BEGIN GIVEN ENTRIES

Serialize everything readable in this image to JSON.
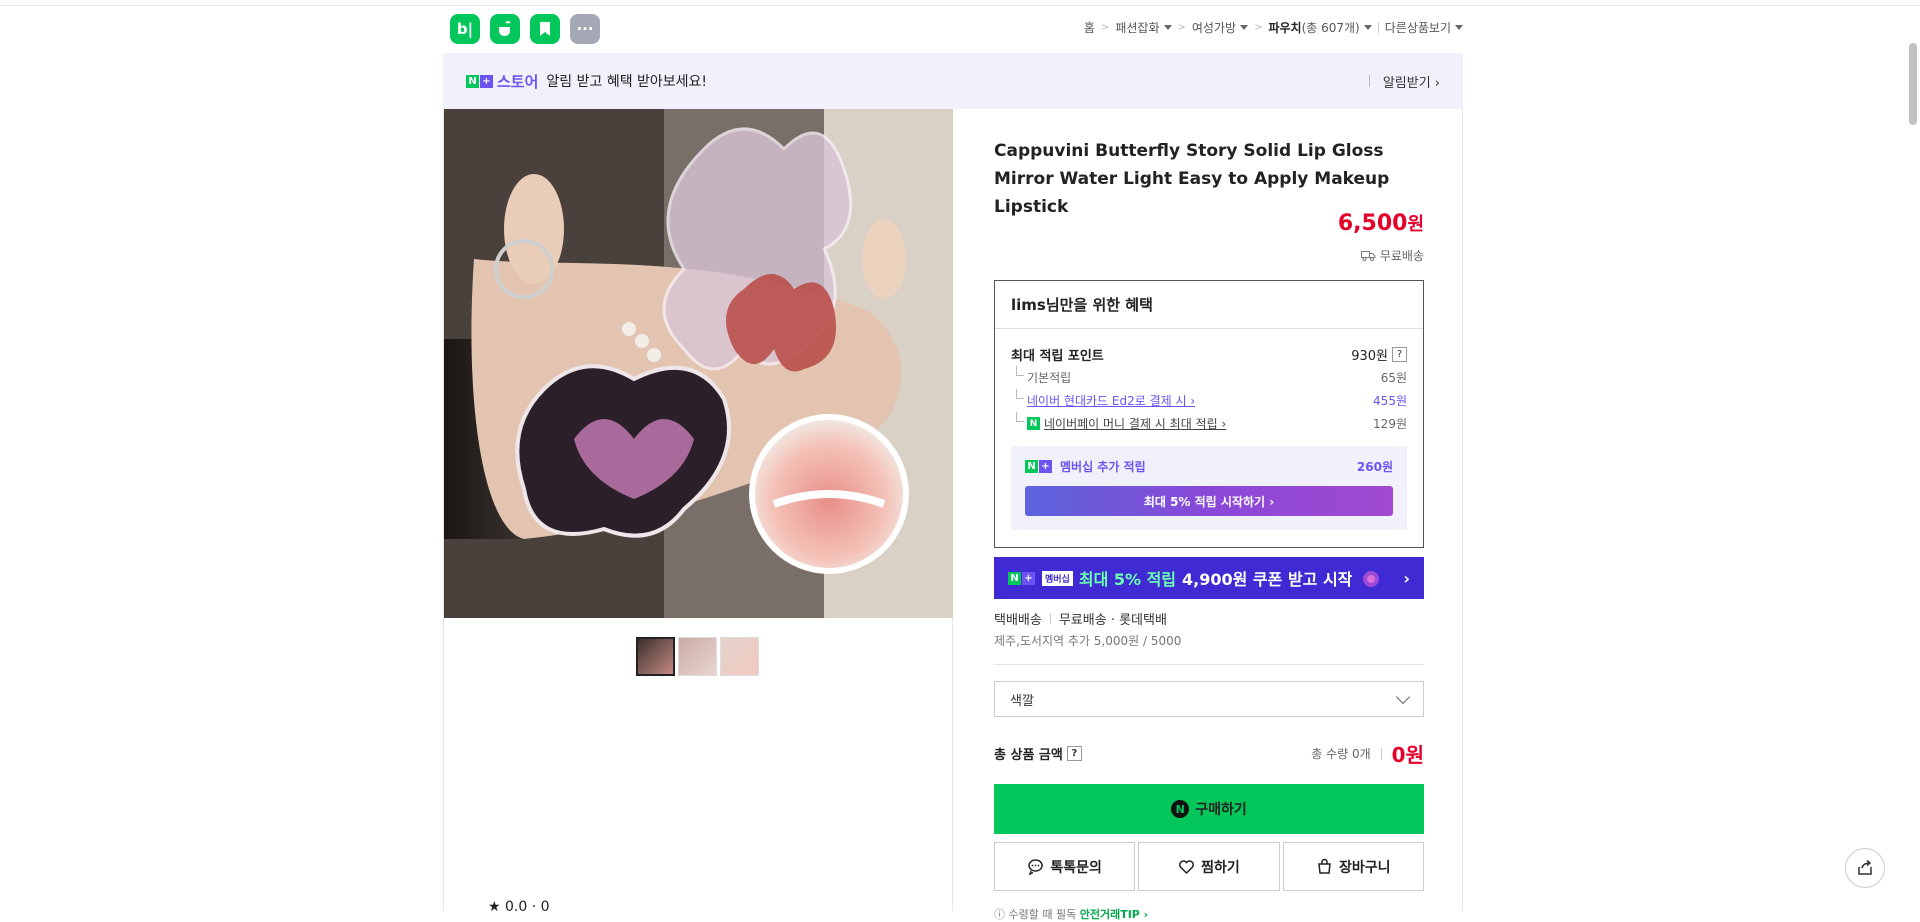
{
  "apps": [
    {
      "name": "blog-icon",
      "label": "b|"
    },
    {
      "name": "cafe-icon",
      "label": ""
    },
    {
      "name": "bookmark-icon",
      "label": ""
    },
    {
      "name": "more-icon",
      "label": "···"
    }
  ],
  "breadcrumb": {
    "home": "홈",
    "c1": "패션잡화",
    "c2": "여성가방",
    "c3": "파우치",
    "c3_count": "(총 607개)",
    "other": "다른상품보기"
  },
  "notify": {
    "n": "N",
    "plus": "+",
    "store": "스토어",
    "text": "알림 받고 혜택 받아보세요!",
    "action": "알림받기 ›"
  },
  "product": {
    "title": "Cappuvini Butterfly Story Solid Lip Gloss Mirror Water Light Easy to Apply Makeup Lipstick",
    "price": "6,500",
    "price_unit": "원",
    "shipping": "무료배송"
  },
  "benefit": {
    "header": "lims님만을 위한 혜택",
    "max_label": "최대 적립 포인트",
    "max_value": "930원",
    "q": "?",
    "rows": [
      {
        "label": "기본적립",
        "value": "65원"
      },
      {
        "label": "네이버 현대카드 Ed2로 결제 시 ›",
        "value": "455원"
      },
      {
        "label": "네이버페이 머니 결제 시 최대 적립 ›",
        "value": "129원"
      }
    ],
    "member_label": "멤버십 추가 적립",
    "member_value": "260원",
    "member_cta": "최대 5% 적립 시작하기 ›"
  },
  "promo": {
    "tag": "멤버십",
    "green": "최대 5% 적립",
    "white": "4,900원 쿠폰 받고 시작",
    "arrow": "›"
  },
  "delivery": {
    "type": "택배배송",
    "free": "무료배송",
    "courier": "· 롯데택배",
    "extra": "제주,도서지역 추가 5,000원 / 5000"
  },
  "option": {
    "placeholder": "색깔"
  },
  "total": {
    "label": "총 상품 금액",
    "qty": "총 수량 0개",
    "amount": "0원"
  },
  "actions": {
    "buy": "구매하기",
    "talk": "톡톡문의",
    "wish": "찜하기",
    "cart": "장바구니"
  },
  "tip": {
    "text": "ⓘ 수령할 때 필독",
    "link": "안전거래TIP ›"
  },
  "rating": {
    "text": "★ 0.0 · 0"
  },
  "colors": {
    "naver_green": "#03c75a",
    "price_red": "#e3002b",
    "store_purple": "#6c53f2",
    "promo_blue": "#3f2ad3"
  }
}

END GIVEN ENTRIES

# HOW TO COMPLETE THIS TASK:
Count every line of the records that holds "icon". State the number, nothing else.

# OUTPUT OF THE TASK:
4